Shanghai Officials Feasted While Chinese Were Trampled to Death on New Year’s Eve
The maxim that “silence is golden” has been given a new meaning in Shanghai, where authorities have remained mum on the cause of the city’s New Year’s Eve stampede which resulted in the deaths of 36 people, while at the same time putting the municipal propaganda department into overdrive by forbidding journalists from any independent reporting of the incident.
But a ray of hope came from an unexpected quarter recently, when the Shanghai branch of the Central Commission for Discipline Inspection, the Party’s antigraft watchdog, released a statement saying that it was opening an investigation into the news reports that officials from Huangpu District indulged in an expensive restaurant on the Bund on Dec. 31.
The stampede took place nearby—all in Huangpu district.
On Jan. 9, Caixin, a liberal Chinese magazine, first reported that officials from Huangpu were eating at an expensive Japanese restaurant called Utsusemi while the New Year celebration was turning into a disaster.
The restaurant is a state-owned company: the Assets Supervision and Administration Commission in Huangpu controls it through an investment group, and officials popping in are able to simply put their bills on the state tab, according to Chinese press reports.
To add insult to injury, the price tag at the restaurant—a choice of between three different pre-fixe menu options, is either 1,888, 2,888 or 3,888 yuan per person (about $305, $466 and $628). All dishes are prepared from materials shipped by airplane directly from Japan, according to Sina, a news web portal.
Such extravagant spending is far beyond the salary of a normal government official, supposed to be the humble servant of the public.
Sina’s report asked: “Who are these officials who are enjoying the night view while having a feast?”
Zheng Enchong, a Shanghai-based lawyer, said in an interview with Epoch Times that there are all manner of rumors in Shanghai about what may have happened before the disaster struck.
“I have heard that Jiang Zemin and his entire family were enjoying the night on the Bund on New Year’s Eve. So there were a lot of plainclothes guards,” Zheng said. “Why were there suddenly more people at 11:30 at night?
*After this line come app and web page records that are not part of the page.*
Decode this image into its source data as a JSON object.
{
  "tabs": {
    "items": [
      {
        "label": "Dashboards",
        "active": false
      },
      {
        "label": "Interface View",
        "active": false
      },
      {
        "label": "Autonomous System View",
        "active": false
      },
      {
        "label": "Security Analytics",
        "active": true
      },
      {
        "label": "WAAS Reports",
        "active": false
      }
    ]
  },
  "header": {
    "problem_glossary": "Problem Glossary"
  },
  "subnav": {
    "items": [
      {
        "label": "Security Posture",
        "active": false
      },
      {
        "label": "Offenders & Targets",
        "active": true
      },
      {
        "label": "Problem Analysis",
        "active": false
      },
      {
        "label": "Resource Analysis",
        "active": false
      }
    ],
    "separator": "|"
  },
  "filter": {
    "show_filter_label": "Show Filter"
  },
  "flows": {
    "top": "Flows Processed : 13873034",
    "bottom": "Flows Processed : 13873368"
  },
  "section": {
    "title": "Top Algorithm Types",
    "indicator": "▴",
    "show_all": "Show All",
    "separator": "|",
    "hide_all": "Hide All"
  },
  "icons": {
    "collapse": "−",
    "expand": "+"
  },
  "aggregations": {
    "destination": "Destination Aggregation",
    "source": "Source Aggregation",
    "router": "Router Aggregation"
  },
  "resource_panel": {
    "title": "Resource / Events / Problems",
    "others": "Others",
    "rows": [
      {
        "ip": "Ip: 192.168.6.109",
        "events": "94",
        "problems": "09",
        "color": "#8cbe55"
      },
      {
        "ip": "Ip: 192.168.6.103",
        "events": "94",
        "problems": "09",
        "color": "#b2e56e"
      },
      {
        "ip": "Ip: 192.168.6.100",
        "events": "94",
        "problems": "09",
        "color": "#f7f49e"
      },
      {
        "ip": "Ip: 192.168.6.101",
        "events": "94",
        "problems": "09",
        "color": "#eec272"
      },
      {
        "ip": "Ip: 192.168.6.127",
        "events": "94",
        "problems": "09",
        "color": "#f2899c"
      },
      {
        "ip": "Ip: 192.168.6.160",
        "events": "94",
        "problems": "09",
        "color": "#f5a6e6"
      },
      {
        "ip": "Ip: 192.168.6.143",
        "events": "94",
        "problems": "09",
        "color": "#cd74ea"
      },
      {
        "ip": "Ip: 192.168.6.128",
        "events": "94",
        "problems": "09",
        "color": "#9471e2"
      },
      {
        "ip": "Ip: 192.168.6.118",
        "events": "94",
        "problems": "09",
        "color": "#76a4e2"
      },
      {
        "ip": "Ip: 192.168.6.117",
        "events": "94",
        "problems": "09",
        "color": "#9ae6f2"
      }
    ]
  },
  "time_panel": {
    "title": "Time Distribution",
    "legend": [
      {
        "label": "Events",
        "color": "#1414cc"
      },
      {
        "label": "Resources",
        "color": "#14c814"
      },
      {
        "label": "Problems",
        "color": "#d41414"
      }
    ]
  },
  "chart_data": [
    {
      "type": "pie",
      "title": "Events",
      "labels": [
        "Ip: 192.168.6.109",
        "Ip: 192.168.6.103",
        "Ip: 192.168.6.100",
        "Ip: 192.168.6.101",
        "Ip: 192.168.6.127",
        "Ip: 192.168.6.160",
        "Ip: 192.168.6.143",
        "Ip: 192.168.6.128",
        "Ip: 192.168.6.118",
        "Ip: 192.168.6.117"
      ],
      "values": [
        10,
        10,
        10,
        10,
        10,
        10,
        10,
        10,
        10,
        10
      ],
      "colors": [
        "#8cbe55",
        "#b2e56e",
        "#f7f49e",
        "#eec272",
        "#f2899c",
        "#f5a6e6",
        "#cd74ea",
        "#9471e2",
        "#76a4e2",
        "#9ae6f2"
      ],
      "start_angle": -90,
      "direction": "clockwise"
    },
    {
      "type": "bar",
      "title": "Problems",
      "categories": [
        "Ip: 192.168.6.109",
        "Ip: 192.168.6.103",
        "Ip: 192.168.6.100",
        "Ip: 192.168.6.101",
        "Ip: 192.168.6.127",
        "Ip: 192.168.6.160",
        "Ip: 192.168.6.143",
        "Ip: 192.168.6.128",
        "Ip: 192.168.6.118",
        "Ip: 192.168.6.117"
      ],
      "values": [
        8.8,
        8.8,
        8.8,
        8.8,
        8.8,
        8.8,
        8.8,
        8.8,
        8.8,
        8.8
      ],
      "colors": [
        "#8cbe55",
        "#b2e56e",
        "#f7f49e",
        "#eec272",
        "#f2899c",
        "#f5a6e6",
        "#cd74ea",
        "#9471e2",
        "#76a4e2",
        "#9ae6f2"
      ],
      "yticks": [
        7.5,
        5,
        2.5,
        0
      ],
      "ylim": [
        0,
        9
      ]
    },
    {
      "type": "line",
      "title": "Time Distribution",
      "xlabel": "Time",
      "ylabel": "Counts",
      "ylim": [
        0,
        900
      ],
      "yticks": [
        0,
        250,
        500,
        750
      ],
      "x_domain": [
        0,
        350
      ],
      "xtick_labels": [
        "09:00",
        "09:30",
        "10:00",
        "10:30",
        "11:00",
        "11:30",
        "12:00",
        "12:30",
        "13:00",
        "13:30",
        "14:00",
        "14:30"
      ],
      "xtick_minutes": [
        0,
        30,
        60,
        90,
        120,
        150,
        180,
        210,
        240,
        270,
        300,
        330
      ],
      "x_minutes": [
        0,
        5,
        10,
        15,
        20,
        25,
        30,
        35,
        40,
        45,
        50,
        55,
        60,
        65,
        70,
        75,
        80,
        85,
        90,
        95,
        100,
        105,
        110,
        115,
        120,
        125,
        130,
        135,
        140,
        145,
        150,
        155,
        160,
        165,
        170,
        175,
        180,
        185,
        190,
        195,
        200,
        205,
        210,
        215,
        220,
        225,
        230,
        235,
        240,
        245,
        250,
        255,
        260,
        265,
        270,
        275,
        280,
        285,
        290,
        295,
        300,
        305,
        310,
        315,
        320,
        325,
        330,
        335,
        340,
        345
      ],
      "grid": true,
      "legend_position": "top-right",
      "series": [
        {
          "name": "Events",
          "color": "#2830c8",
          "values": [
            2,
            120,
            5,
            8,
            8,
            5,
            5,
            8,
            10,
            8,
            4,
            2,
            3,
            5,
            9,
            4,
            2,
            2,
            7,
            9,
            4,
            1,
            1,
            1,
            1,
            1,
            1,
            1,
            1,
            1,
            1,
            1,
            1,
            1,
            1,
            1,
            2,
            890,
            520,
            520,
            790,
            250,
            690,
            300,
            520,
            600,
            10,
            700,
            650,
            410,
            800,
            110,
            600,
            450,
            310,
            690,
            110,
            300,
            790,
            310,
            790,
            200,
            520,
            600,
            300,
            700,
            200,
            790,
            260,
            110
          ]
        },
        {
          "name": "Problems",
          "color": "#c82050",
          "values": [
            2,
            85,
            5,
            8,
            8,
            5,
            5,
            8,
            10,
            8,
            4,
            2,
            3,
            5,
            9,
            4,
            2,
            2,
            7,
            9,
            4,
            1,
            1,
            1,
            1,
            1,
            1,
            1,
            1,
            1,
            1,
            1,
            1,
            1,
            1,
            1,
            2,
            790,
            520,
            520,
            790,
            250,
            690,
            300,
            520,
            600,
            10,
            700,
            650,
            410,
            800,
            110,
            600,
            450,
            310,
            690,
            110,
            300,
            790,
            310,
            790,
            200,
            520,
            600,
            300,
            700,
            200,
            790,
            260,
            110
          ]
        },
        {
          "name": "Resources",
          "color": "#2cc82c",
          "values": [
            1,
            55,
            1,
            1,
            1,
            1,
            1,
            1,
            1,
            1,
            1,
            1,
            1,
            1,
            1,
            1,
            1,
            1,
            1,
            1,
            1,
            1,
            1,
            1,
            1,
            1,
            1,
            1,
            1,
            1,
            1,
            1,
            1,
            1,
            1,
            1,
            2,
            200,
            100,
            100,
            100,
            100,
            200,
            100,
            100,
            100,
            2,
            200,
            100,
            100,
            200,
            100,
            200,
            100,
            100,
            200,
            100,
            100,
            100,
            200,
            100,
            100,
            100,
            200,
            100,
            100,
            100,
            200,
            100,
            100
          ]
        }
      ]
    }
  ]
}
Because Jiang was there, with possibly hundreds of security guards.
“If Jiang’s entire family was there, there must be a huge distance between them and the other people. With a sudden large contingent of security forces, crowds would naturally be pushed to the side,” Zheng said.
“I’m not sure if this rumor is true, but it shows that regular people don’t like Jiang very much.”